◆ Page and application data records:

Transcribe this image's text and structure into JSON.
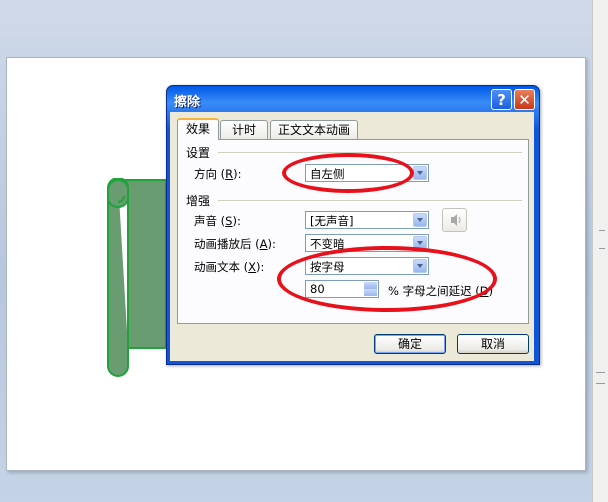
{
  "dialog": {
    "title": "擦除",
    "help_label": "?",
    "close_label": "✕",
    "tabs": [
      {
        "label": "效果",
        "active": true
      },
      {
        "label": "计时",
        "active": false
      },
      {
        "label": "正文文本动画",
        "active": false
      }
    ],
    "settings": {
      "section_title": "设置",
      "direction_label": "方向",
      "direction_key": "R",
      "direction_value": "自左侧"
    },
    "enhance": {
      "section_title": "增强",
      "sound_label": "声音",
      "sound_key": "S",
      "sound_value": "[无声音]",
      "after_anim_label": "动画播放后",
      "after_anim_key": "A",
      "after_anim_value": "不变暗",
      "anim_text_label": "动画文本",
      "anim_text_key": "X",
      "anim_text_value": "按字母",
      "delay_value": "80",
      "delay_suffix": "% 字母之间延迟",
      "delay_key": "D"
    },
    "ok_label": "确定",
    "cancel_label": "取消"
  },
  "colors": {
    "annotation": "#e8101a",
    "shape_fill": "#6a9c72",
    "shape_stroke": "#1fa33a"
  },
  "icons": [
    "speaker-icon",
    "help-icon",
    "close-icon",
    "chevron-down-icon"
  ]
}
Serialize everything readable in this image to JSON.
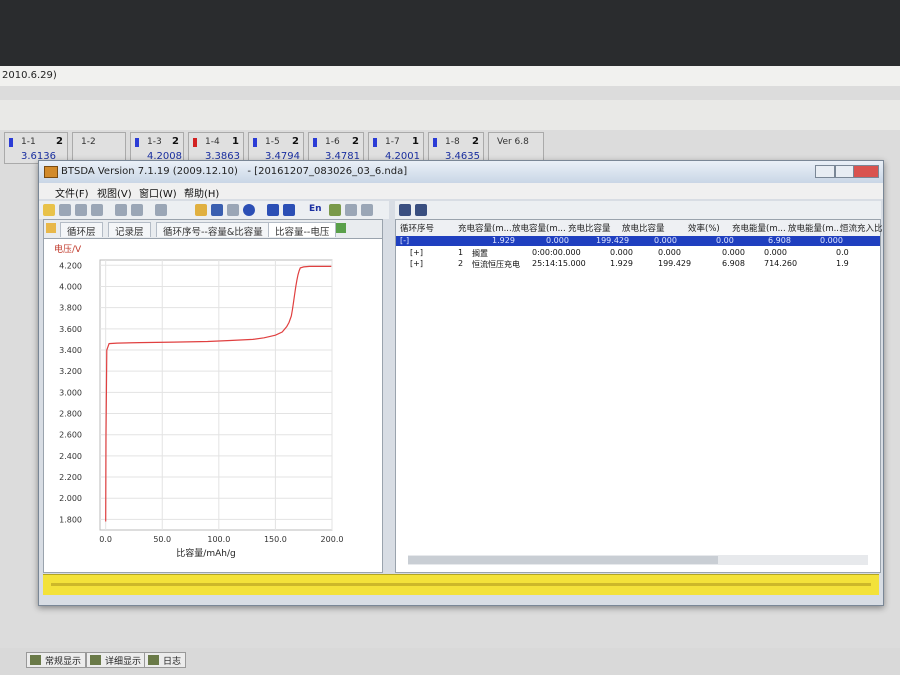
{
  "outer_window": {
    "title_fragment": "2010.6.29)"
  },
  "channels": [
    {
      "name": "1-1",
      "num": "2",
      "value": "3.6136",
      "icon": "battery-icon",
      "color": "#2b3cd6"
    },
    {
      "name": "1-2",
      "num": "",
      "value": "",
      "icon": "",
      "color": ""
    },
    {
      "name": "1-3",
      "num": "2",
      "value": "4.2008",
      "icon": "battery-icon",
      "color": "#2b3cd6"
    },
    {
      "name": "1-4",
      "num": "1",
      "value": "3.3863",
      "icon": "battery-icon",
      "color": "#d22222"
    },
    {
      "name": "1-5",
      "num": "2",
      "value": "3.4794",
      "icon": "battery-icon",
      "color": "#2b3cd6"
    },
    {
      "name": "1-6",
      "num": "2",
      "value": "3.4781",
      "icon": "battery-icon",
      "color": "#2b3cd6"
    },
    {
      "name": "1-7",
      "num": "1",
      "value": "4.2001",
      "icon": "battery-icon",
      "color": "#2b3cd6"
    },
    {
      "name": "1-8",
      "num": "2",
      "value": "3.4635",
      "icon": "battery-icon",
      "color": "#2b3cd6"
    },
    {
      "name": "Ver 6.8",
      "num": "",
      "value": "",
      "icon": "",
      "color": ""
    }
  ],
  "window": {
    "title": "BTSDA Version 7.1.19 (2009.12.10)   - [20161207_083026_03_6.nda]",
    "menu": [
      "文件(F)",
      "视图(V)",
      "窗口(W)",
      "帮助(H)"
    ],
    "toolbar_en": "En"
  },
  "tabs": [
    "循环层",
    "记录层",
    "循环序号--容量&比容量",
    "比容量--电压"
  ],
  "active_tab": 3,
  "chart_data": {
    "type": "line",
    "ylabel": "电压/V",
    "xlabel": "比容量/mAh/g",
    "xlim": [
      -5,
      200
    ],
    "ylim": [
      1.7,
      4.25
    ],
    "xticks": [
      "0.0",
      "50.0",
      "100.0",
      "150.0",
      "200.0"
    ],
    "yticks": [
      "1.800",
      "2.000",
      "2.200",
      "2.400",
      "2.600",
      "2.800",
      "3.000",
      "3.200",
      "3.400",
      "3.600",
      "3.800",
      "4.000",
      "4.200"
    ],
    "series": [
      {
        "color": "#e04040",
        "x": [
          0,
          0.3,
          1,
          3,
          10,
          30,
          60,
          90,
          110,
          130,
          140,
          150,
          156,
          160,
          162,
          164,
          165,
          166,
          167,
          168,
          169,
          170,
          171,
          172,
          175,
          180,
          185,
          199.4
        ],
        "y": [
          1.78,
          2.6,
          3.4,
          3.46,
          3.465,
          3.47,
          3.475,
          3.48,
          3.49,
          3.5,
          3.515,
          3.54,
          3.57,
          3.62,
          3.66,
          3.72,
          3.78,
          3.85,
          3.93,
          4.0,
          4.06,
          4.11,
          4.15,
          4.175,
          4.185,
          4.19,
          4.19,
          4.19
        ]
      }
    ]
  },
  "table": {
    "headers": [
      "循环序号",
      "充电容量(m...",
      "放电容量(m...",
      "充电比容量",
      "放电比容量",
      "效率(%)",
      "充电能量(m...",
      "放电能量(m...",
      "恒流充入比"
    ],
    "summary_row": [
      "[-]",
      "1.929",
      "0.000",
      "199.429",
      "0.000",
      "0.00",
      "6.908",
      "0.000"
    ],
    "rows": [
      [
        "[+]",
        "1",
        "搁置",
        "0:00:00.000",
        "0.000",
        "0.000",
        "0.000",
        "0.000",
        "0.0"
      ],
      [
        "[+]",
        "2",
        "恒流恒压充电",
        "25:14:15.000",
        "1.929",
        "199.429",
        "6.908",
        "714.260",
        "1.9"
      ]
    ]
  },
  "bottom_tabs": [
    "常规显示",
    "详细显示",
    "日志"
  ]
}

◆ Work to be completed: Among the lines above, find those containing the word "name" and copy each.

◆ Result:
      "name": "1-1",
      "name": "1-2",
      "name": "1-3",
      "name": "1-4",
      "name": "1-5",
      "name": "1-6",
      "name": "1-7",
      "name": "1-8",
      "name": "Ver 6.8",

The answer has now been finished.